═════ Records for processing ═════
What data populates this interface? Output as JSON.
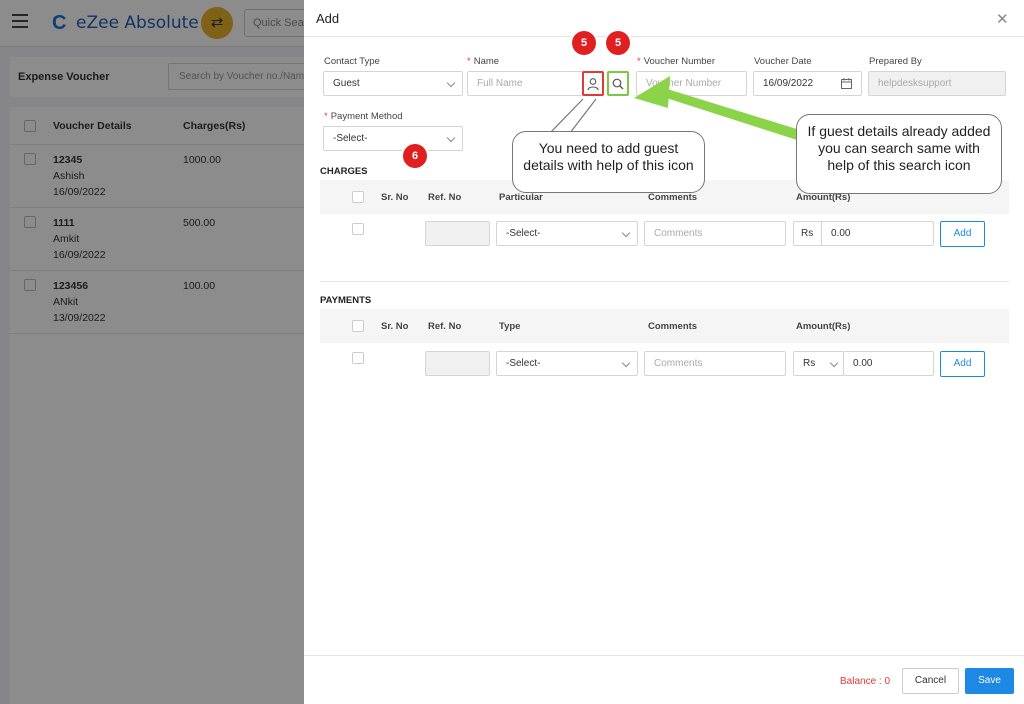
{
  "app": {
    "logo_mark": "C",
    "logo_text": "eZee Absolute",
    "quick_search_placeholder": "Quick Search",
    "list_title": "Expense Voucher",
    "list_search_placeholder": "Search by Voucher no./Name",
    "columns": [
      "Voucher Details",
      "Charges(Rs)"
    ],
    "vouchers": [
      {
        "number": "12345",
        "name": "Ashish",
        "date": "16/09/2022",
        "charges": "1000.00"
      },
      {
        "number": "1111",
        "name": "Amkit",
        "date": "16/09/2022",
        "charges": "500.00"
      },
      {
        "number": "123456",
        "name": "ANkit",
        "date": "13/09/2022",
        "charges": "100.00"
      }
    ]
  },
  "modal": {
    "title": "Add",
    "close_icon": "close-icon",
    "fields": {
      "contact_type": {
        "label": "Contact Type",
        "value": "Guest"
      },
      "name": {
        "label": "Name",
        "placeholder": "Full Name"
      },
      "voucher_number": {
        "label": "Voucher Number",
        "placeholder": "Voucher Number"
      },
      "voucher_date": {
        "label": "Voucher Date",
        "value": "16/09/2022"
      },
      "prepared_by": {
        "label": "Prepared By",
        "value": "helpdesksupport"
      },
      "payment_method": {
        "label": "Payment Method",
        "value": "-Select-"
      }
    },
    "required_mark": "*",
    "charges": {
      "title": "CHARGES",
      "headers": [
        "Sr. No",
        "Ref. No",
        "Particular",
        "Comments",
        "Amount(Rs)"
      ],
      "row": {
        "particular": "-Select-",
        "comments_placeholder": "Comments",
        "currency": "Rs",
        "amount": "0.00",
        "add_label": "Add"
      }
    },
    "payments": {
      "title": "PAYMENTS",
      "headers": [
        "Sr. No",
        "Ref. No",
        "Type",
        "Comments",
        "Amount(Rs)"
      ],
      "row": {
        "type": "-Select-",
        "comments_placeholder": "Comments",
        "currency": "Rs",
        "amount": "0.00",
        "add_label": "Add"
      }
    },
    "footer": {
      "balance": "Balance : 0",
      "cancel_label": "Cancel",
      "save_label": "Save"
    }
  },
  "annotations": {
    "badge_guest": "5",
    "badge_search": "5",
    "badge_payment": "6",
    "callout_add_guest": "You need to add guest details with help of this icon",
    "callout_search": "If guest details already added you can search same with help of this search icon",
    "colors": {
      "badge": "#e02020",
      "add_guest_highlight": "#e53935",
      "search_highlight": "#7ac943",
      "arrow": "#8bd44a"
    }
  }
}
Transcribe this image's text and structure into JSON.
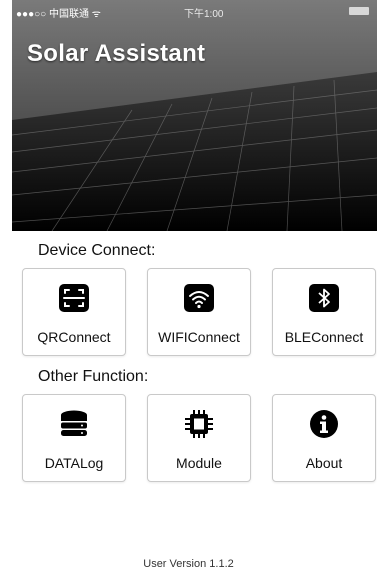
{
  "status_bar": {
    "carrier": "●●●○○ 中国联通 ᯤ",
    "time": "下午1:00"
  },
  "app": {
    "title": "Solar Assistant"
  },
  "device_connect": {
    "title": "Device Connect:",
    "items": [
      {
        "label": "QRConnect",
        "icon": "qr-scan-icon"
      },
      {
        "label": "WIFIConnect",
        "icon": "wifi-icon"
      },
      {
        "label": "BLEConnect",
        "icon": "bluetooth-icon"
      }
    ]
  },
  "other_function": {
    "title": "Other Function:",
    "items": [
      {
        "label": "DATALog",
        "icon": "database-icon"
      },
      {
        "label": "Module",
        "icon": "chip-icon"
      },
      {
        "label": "About",
        "icon": "info-icon"
      }
    ]
  },
  "footer": {
    "version": "User Version 1.1.2"
  }
}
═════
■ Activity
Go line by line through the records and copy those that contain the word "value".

■ Task result
        "value": "Guest"
        "value": "16/09/2022"
        "value": "helpdesksupport"
        "value": "-Select-"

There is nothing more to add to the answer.